Learning English - Words in the News
20 June, 2005 - Published 10:39 GMT
Two weeks of grass court tennis begin at the Wimbledon Championships in London, the third Grand Slam event of the season. Roger Federer of Switzerland will be aiming for his third Wimbledon title in a row while Maria Sharapova of Russia will be defending the title she won last year. This report from Harry Peart:
Many players regard grass as an alien surface but Roger Federer is not one of them. In his last twenty-nine matches on grass he's yet to be beaten as he attempts to add to his 2003 and 2004 titles and add to his four wins at Grand Slam events. He's the overwhelming favourite but there will be much interest centred on Raphael Nadal of Spain who won the French Open on the red clay of Roland Garros in Paris in spectacular style.
Andy Roddick, who was beaten in the final by Federer last year, carries the United States' hopes which underlines the lack of talent in depth from such a country steeped in the history of the game.
As usual, Britain's Tim Henman, will attract an army of fans adding their weight of expectation to the most successful British player since Fred Perry won the title in 1936. In his twelve attempts at the title he's reached the semi-finals four times and only once in nine years has he failed to reach the last eight.
The women's number one is Lindsay Davenport but she will be under pressure from last year's winner, Maria Sharapova, of Russia.
But there will also be threats from the two Belgians, Justine Henin-Hardenne and Kim Clijsters, who have both had major injury problems. This year's Wimbledon will be the last for the tournament referee, Alan Mills, who is stepping down after twenty-two years as chief official.

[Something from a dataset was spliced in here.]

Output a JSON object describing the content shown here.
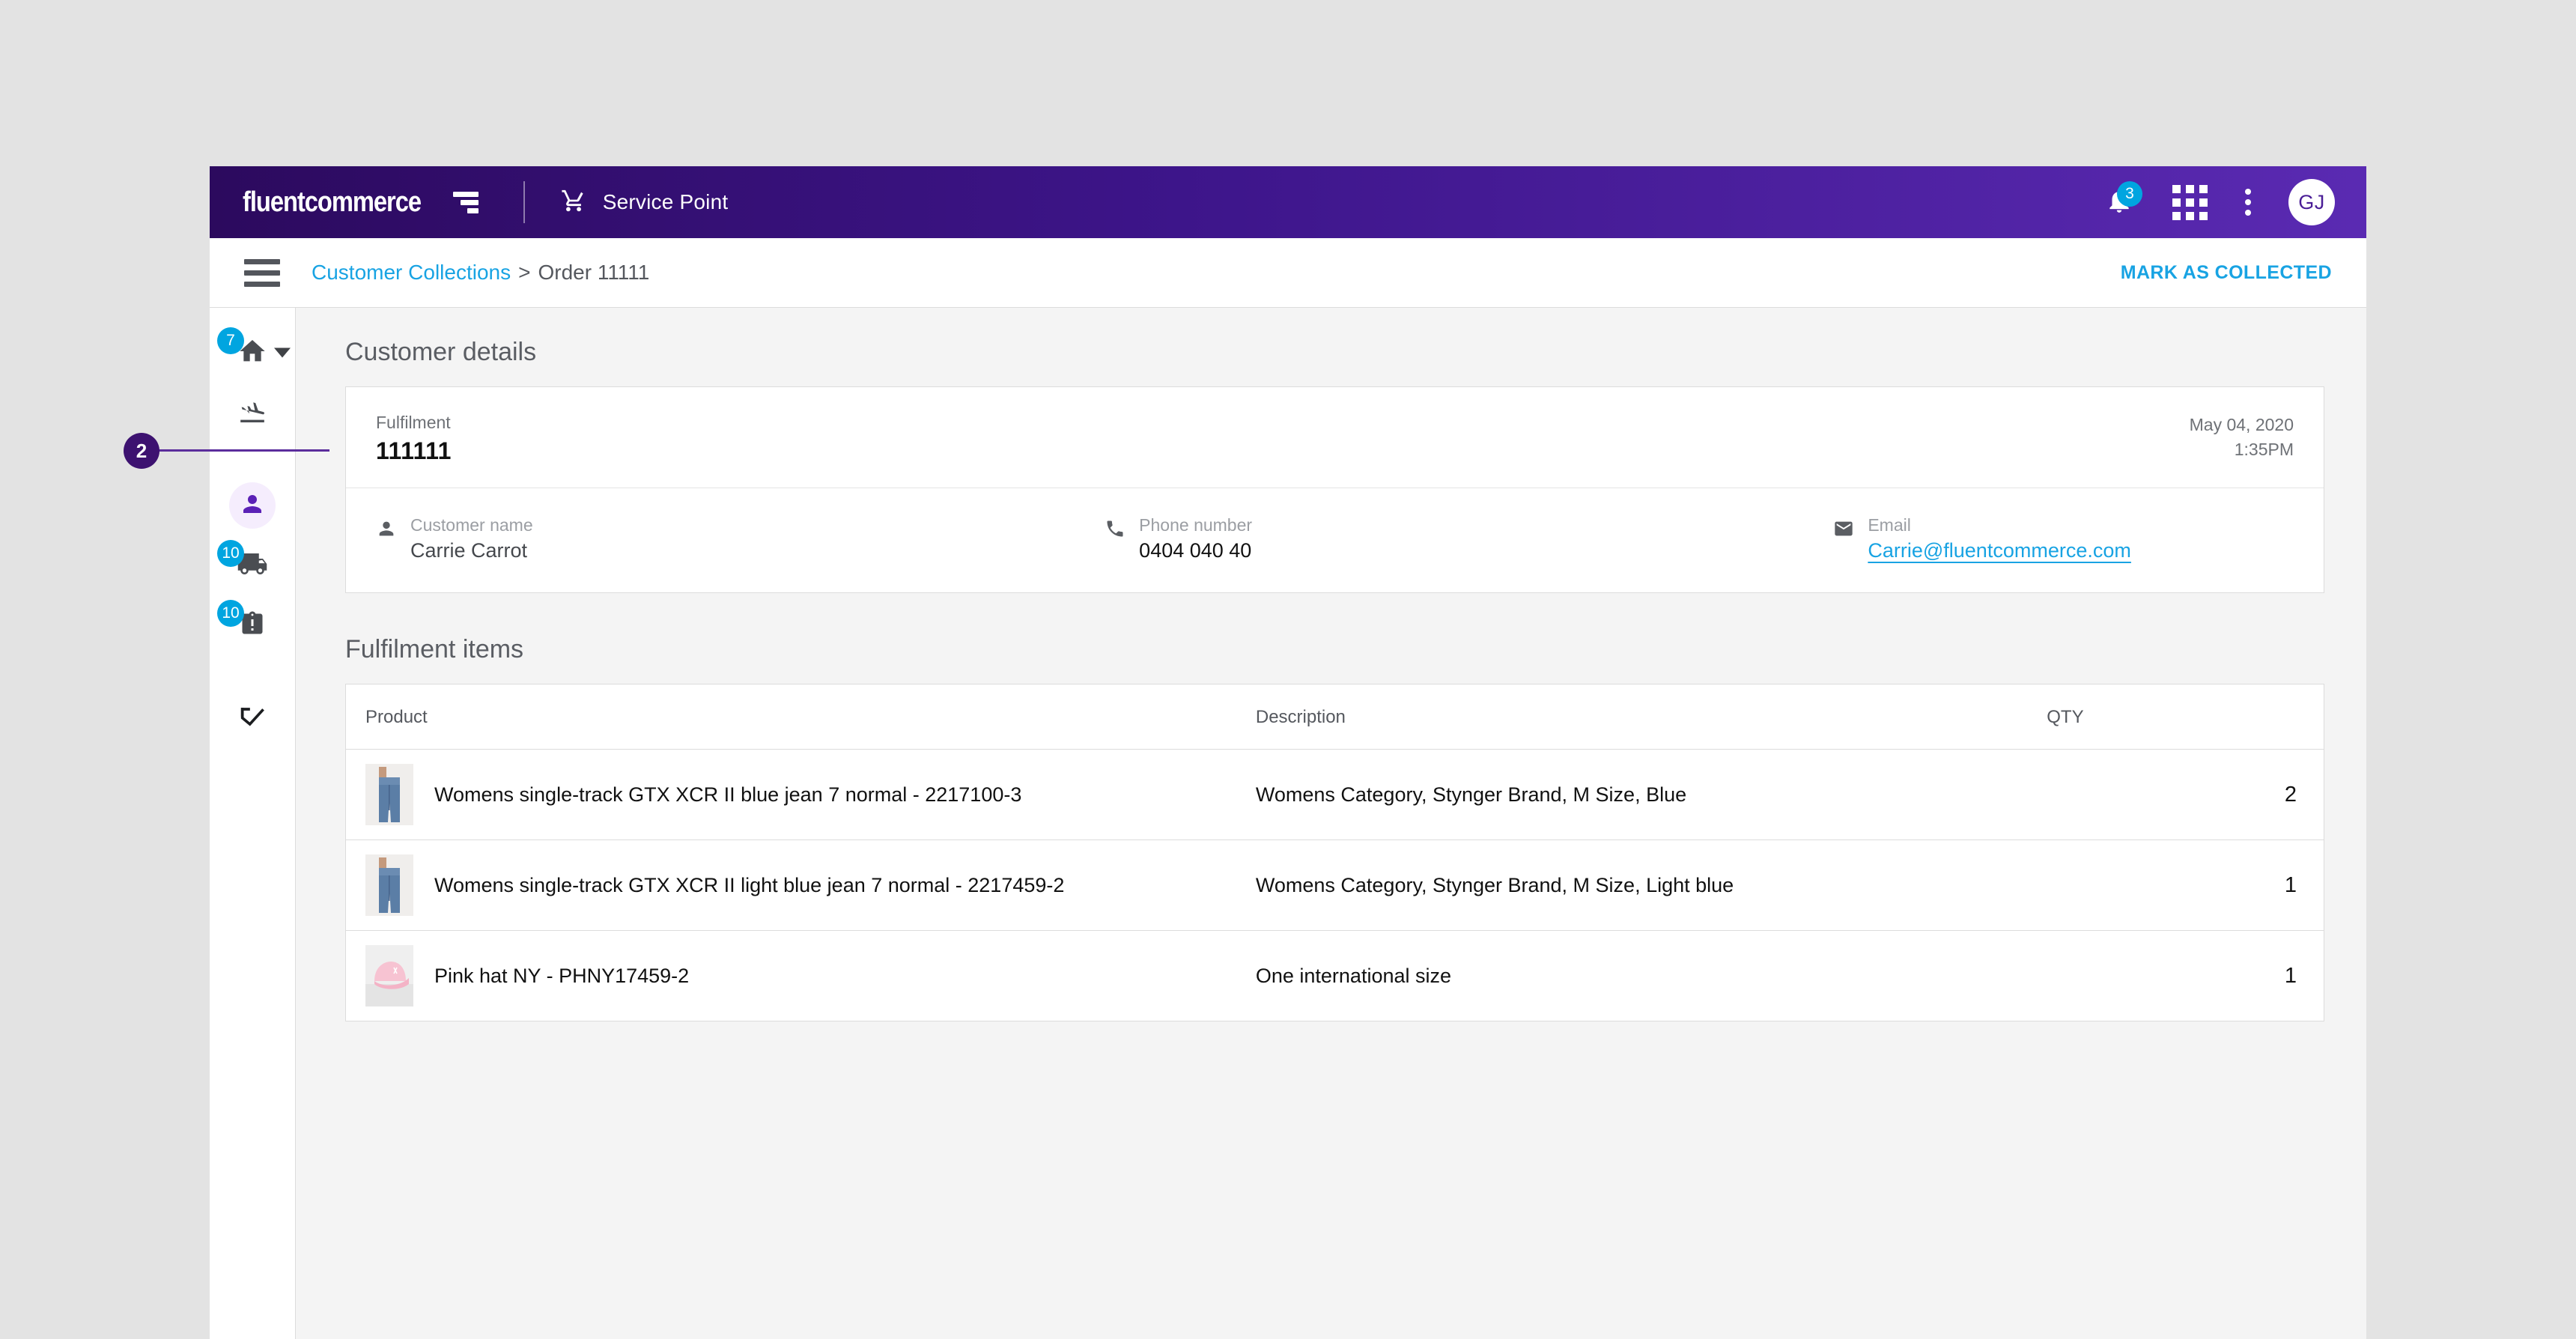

Harry Peart, BBC Sport
regard grass as
carries the United States' hopes
steeped in the history of the game